  • Norfair Legend

    The vocals are what makes me like this, sometimes it’s fun to hear some actual theatrics. Sounds like a play. I can get down with this.

  • Reese Burns

    The concept of this album really interests me. Gonna have to make a mental note to grab this. Thanks Madam!

    • Goes to show this slacker that a late review is better than none at all!

  • madhare

    This is the musical version of the gentrification that’s taking over ex-industrial UK towns like Glasgow. You know, especially the formerly industrial/trade quarters, which then turned into fun youthful areas, which now are full of irritating hipsters serving ridiculously overpriced drinks.

  • Zach Ward

    You mention A Forest of Stars like six times. They’re good tho so Imma have to give dis a listen. Thanks m8

    • Daniel Ritson

      Yes – I’m also a fan of AFOS and heard this a little while back and loved it. Maybe my favorite so far of this young year.

    • There’s also a subdued whiff of Winterhorde’s Maestro and fleeting associations to The Vision Bleak’s atmosphere of yore to this work, if that can help boost the curiosity furthermore.

  • Martin Knap

    Dødheimsgard set the bar pretty high for the new avant-garde BM bands…

    • I need to spend more time with them. What I listened to in preparation for this review, intrigued me a lot.

  • antitayyip

    those licks reminds me povertys no crime

    • Not familiar with them. Worth checking out?

      • antitayyip

        i was just trolling..

  • Excentric_13073
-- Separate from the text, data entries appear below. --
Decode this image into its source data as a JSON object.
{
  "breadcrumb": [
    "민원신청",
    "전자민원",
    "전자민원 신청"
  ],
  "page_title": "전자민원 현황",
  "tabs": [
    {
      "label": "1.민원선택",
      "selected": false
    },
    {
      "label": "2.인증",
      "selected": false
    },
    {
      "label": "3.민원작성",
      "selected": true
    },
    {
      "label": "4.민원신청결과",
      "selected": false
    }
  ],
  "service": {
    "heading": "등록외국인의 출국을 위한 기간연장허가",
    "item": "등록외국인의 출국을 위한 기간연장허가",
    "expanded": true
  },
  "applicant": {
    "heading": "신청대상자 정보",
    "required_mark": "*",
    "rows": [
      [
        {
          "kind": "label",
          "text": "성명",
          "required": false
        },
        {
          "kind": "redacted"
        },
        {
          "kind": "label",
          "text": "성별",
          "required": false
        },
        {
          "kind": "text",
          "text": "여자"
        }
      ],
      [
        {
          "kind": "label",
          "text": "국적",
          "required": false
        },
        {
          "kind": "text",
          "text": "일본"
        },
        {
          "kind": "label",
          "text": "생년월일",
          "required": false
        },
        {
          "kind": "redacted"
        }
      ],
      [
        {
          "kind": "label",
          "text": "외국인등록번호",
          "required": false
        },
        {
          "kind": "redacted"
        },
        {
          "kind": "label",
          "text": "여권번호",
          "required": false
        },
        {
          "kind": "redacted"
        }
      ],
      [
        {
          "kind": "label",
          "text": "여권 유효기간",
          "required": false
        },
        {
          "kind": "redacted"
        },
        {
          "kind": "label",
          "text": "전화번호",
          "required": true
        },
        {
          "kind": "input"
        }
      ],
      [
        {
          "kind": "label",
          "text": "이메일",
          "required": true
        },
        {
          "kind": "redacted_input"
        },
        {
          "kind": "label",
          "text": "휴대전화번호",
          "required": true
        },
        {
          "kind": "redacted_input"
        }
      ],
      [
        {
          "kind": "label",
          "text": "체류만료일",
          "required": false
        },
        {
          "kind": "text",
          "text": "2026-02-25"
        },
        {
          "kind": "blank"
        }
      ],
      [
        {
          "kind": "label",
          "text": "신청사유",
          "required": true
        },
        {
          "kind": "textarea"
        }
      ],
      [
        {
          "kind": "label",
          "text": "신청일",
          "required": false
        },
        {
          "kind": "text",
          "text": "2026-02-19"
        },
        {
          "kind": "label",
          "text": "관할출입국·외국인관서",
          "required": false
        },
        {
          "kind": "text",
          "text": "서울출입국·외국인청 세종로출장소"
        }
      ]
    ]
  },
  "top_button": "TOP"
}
    This is a fevered artistic vision, to be sure.

  • Oberon

    Madam X, did you think that the crescendo and build up of A Prophet for a Pound of flesh, set the high point of “A Shadowplay”?
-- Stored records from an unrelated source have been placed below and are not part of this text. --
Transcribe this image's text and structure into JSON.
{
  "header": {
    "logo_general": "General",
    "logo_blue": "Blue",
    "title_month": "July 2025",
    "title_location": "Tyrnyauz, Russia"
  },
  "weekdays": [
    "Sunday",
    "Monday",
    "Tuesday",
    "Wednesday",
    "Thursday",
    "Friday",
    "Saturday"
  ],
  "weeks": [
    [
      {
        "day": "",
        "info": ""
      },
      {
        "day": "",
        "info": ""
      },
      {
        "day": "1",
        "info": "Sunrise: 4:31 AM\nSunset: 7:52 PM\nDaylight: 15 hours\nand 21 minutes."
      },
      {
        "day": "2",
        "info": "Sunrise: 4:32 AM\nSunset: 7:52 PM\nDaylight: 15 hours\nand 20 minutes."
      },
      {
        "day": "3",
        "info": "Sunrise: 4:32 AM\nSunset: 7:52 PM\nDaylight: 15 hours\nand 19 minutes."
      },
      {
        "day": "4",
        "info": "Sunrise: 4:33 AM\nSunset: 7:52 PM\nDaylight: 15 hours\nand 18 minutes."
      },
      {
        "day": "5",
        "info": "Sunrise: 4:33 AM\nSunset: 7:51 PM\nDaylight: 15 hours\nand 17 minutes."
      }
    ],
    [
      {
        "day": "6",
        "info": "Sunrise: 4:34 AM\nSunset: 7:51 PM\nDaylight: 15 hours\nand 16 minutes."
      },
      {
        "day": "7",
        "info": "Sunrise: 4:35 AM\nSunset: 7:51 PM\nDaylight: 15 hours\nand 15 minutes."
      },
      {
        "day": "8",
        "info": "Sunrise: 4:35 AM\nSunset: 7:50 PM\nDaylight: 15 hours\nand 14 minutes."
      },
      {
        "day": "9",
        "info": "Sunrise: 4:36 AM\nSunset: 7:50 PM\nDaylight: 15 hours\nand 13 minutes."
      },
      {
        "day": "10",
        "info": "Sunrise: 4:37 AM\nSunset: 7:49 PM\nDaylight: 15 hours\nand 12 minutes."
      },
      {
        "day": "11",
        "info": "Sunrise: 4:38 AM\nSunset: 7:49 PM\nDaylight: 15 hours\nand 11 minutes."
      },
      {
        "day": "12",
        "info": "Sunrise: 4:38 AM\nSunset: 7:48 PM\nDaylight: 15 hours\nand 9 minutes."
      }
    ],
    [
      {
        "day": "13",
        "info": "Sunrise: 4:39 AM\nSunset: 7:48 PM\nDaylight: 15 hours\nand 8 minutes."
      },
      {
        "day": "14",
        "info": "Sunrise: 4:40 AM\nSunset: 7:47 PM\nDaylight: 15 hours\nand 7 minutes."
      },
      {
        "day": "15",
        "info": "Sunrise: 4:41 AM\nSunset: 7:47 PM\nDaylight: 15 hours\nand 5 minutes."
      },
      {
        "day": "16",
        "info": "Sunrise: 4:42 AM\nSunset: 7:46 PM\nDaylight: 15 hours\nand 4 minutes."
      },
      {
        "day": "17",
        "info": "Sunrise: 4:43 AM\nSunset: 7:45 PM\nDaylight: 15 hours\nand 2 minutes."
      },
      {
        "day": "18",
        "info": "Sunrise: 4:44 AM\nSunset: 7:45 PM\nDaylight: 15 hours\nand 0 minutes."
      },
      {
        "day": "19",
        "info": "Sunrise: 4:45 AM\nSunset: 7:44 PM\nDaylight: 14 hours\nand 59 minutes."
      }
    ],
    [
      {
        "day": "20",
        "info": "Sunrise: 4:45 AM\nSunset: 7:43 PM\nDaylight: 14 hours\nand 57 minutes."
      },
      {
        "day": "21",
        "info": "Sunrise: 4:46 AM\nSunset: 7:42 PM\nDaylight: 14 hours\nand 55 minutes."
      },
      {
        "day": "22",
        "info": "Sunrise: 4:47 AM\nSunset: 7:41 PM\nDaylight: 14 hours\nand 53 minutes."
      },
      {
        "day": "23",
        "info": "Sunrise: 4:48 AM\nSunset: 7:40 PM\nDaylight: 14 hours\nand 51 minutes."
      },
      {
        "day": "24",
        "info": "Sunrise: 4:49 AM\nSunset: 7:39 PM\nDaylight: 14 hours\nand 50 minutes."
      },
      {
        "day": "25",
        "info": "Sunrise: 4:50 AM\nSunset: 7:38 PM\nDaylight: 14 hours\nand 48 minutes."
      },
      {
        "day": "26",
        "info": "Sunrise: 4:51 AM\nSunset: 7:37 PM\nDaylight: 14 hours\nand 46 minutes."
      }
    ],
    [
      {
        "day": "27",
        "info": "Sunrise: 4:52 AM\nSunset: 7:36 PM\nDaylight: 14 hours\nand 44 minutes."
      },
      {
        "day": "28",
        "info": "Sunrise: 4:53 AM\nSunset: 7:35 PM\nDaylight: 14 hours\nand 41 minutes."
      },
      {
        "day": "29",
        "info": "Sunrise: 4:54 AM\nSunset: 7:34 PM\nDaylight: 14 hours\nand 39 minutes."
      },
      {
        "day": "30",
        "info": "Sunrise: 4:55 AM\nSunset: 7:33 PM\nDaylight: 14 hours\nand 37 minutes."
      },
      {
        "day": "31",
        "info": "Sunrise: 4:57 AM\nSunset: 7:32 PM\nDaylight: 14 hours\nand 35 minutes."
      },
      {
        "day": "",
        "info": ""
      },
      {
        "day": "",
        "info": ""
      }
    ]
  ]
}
  • Oscar Albretsen

    Well, you say it’s a grower, so I’ll take you word for that, but the song is way too out of left field for me to enjoy.

  • Thatguy

    The voice reminds me of the ranter from Valborg. This was already on my radar, but thanks for reminding me, Madam.

  • ssorg

    The embedded track feels like Mekons meets DsO’s “Abscission”… an interesting listen.

  • Treble Yell

    Love the introduction to the review, Madam. Dødheimsgard mentions means I’ll need to check this out. The album art and lyrical themes gives me The Axis of Perdition vibes

  • Juan Manuel Pinto Guerra

    Metal is the best. Richard Clayderman gets name dropped in a Metal review! I bet Abbath never gets namedropped in Richard Clayderman’s reviews!

    • I absolutely pictured him scratching his head, puzzling over who this Abbath was!

  • gus rodrigues

    When you mention Diamanda Galas and Vulture Industries in the same review, it is hard to resist! This also led me to a band I never paid attention: A Forest of Stars. Good acquisitions for a monday! Excelent review Madam!

  • Sharp-Blunt Boy

    It’s all a bit James Joyce if you ask me. Pleasantly discombobulating and disconcerting but sounds disjointed, especially in comparison to your other excellent name drops. I like the style and vision so may give some other tracks a spin. Or just forget it and just have a swig from that laudanum bottle at the back of the medicine cupboard.

  • There shall be no “rest stops to gather one’s bearings” in the mist of smog, poverty, drug abuse, disease, physical deterioration, misfortune and misery in the streets of London whilst being plagued by the threat of Jack the Ripper lurking in the dismal polluted fog.
    Where is Sherlock Holmes when we need him?

  • André Snyde Lopes

    Is the dude from Hell singing in this? Haha, thanks for the rec, Madam. I shall check this out.